• [Dataset rows describing interfaces]
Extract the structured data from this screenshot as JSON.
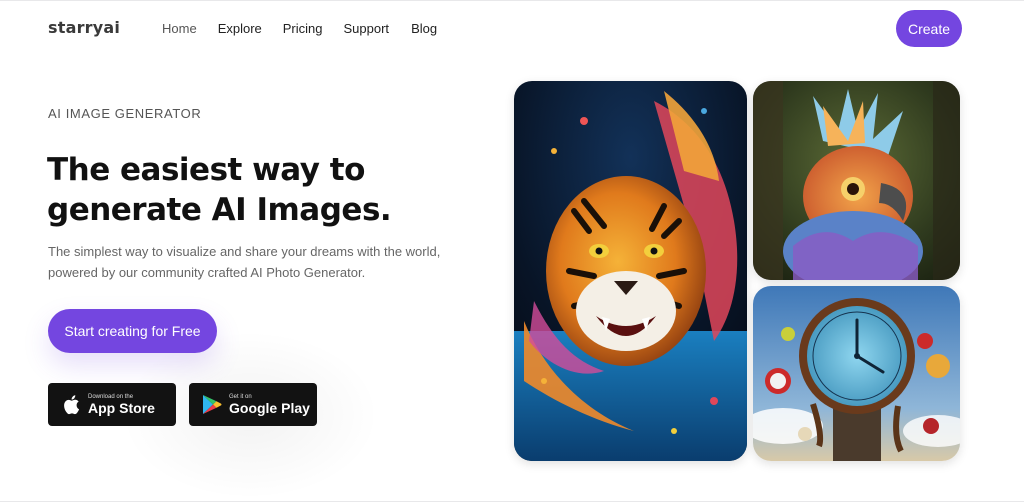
{
  "brand": {
    "logo": "starryai"
  },
  "nav": {
    "items": [
      {
        "label": "Home"
      },
      {
        "label": "Explore"
      },
      {
        "label": "Pricing"
      },
      {
        "label": "Support"
      },
      {
        "label": "Blog"
      }
    ],
    "create_label": "Create"
  },
  "hero": {
    "eyebrow": "AI IMAGE GENERATOR",
    "headline_line1": "The easiest way to",
    "headline_line2": "generate AI Images.",
    "subtitle": "The simplest way to visualize and share your dreams with the world, powered by our community crafted AI Photo Generator.",
    "cta_label": "Start creating for Free"
  },
  "stores": {
    "apple": {
      "small": "Download on the",
      "big": "App Store",
      "icon": "apple-icon"
    },
    "google": {
      "small": "Get it on",
      "big": "Google Play",
      "icon": "google-play-icon"
    }
  },
  "gallery": [
    {
      "name": "tiger-image"
    },
    {
      "name": "bird-image"
    },
    {
      "name": "clock-image"
    }
  ],
  "colors": {
    "accent": "#7446e0",
    "store_bg": "#121212"
  }
}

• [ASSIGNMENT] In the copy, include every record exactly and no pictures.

• [WRITTEN REPLY]
Extract the structured data from this screenshot as JSON.
{
  "brand": {
    "logo": "starryai"
  },
  "nav": {
    "items": [
      {
        "label": "Home"
      },
      {
        "label": "Explore"
      },
      {
        "label": "Pricing"
      },
      {
        "label": "Support"
      },
      {
        "label": "Blog"
      }
    ],
    "create_label": "Create"
  },
  "hero": {
    "eyebrow": "AI IMAGE GENERATOR",
    "headline_line1": "The easiest way to",
    "headline_line2": "generate AI Images.",
    "subtitle": "The simplest way to visualize and share your dreams with the world, powered by our community crafted AI Photo Generator.",
    "cta_label": "Start creating for Free"
  },
  "stores": {
    "apple": {
      "small": "Download on the",
      "big": "App Store",
      "icon": "apple-icon"
    },
    "google": {
      "small": "Get it on",
      "big": "Google Play",
      "icon": "google-play-icon"
    }
  },
  "gallery": [
    {
      "name": "tiger-image"
    },
    {
      "name": "bird-image"
    },
    {
      "name": "clock-image"
    }
  ],
  "colors": {
    "accent": "#7446e0",
    "store_bg": "#121212"
  }
}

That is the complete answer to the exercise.